Fortunately, the speed in the propeller plane is not zero once the propeller runs. It will suck in and accelerate the air ahead of it as much as it pushes air out the back, accelerating it further. This was already formulated by Robert Edmund Froude and is called Froude hypothesis. Read this answer for more.
Using the equations from the linked answer you can already calculate your propeller's efficiency and the flow speed in the propeller plane once you run it on your test bench. Most likely your propeller is designed for more than the flow speed achievable with static conditions, so this will help you to calibrate your calculations only for low prop speeds. But since there is a flow speed already, all equations will work.

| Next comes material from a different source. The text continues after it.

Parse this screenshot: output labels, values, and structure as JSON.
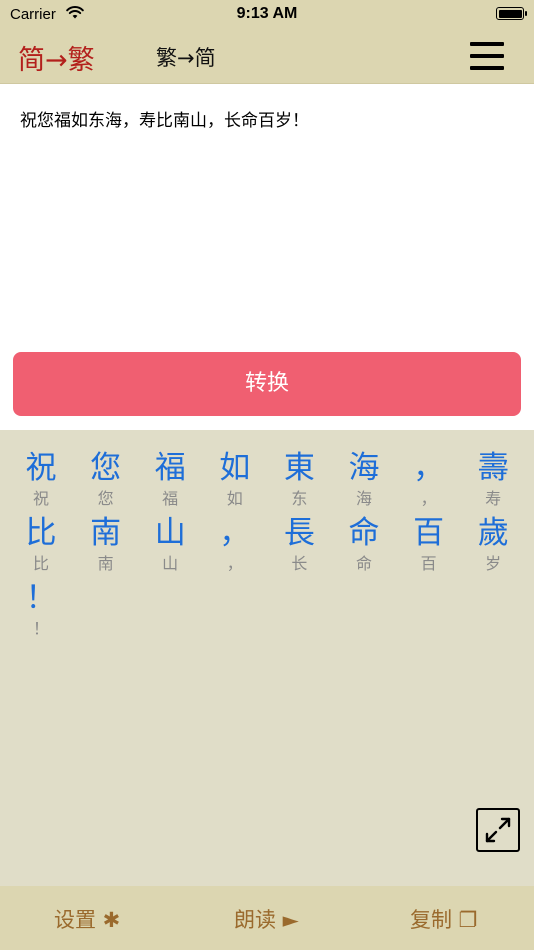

Your propeller has an advance ratio that tells you how fast it should be spun for a given flight speed. In order to extract more thrust, the propeller should be spun a bit faster, so a positive angle of attack at the blades results over the whole propeller span.
In static conditions, you will not achieve a good angle of attack over the whole span. The faster you spin the propeller, the more it will experience too high an angle of attack, a condition that will be worst at the root and only the tips will exhibit close to proper flow conditions. Since the inner part of the propeller is stalled, it will create lots of drag for little thrust. Therefore, the max. RPM and torque numbers are very hard to predict, and measurements at that point will be of no value for predicting the behavior of the prop once it runs at its design advance ratio. Air density should be less of a problem - it will drive up dynamic pressure and, consequently, the power which is needed to run the propeller at a given speed.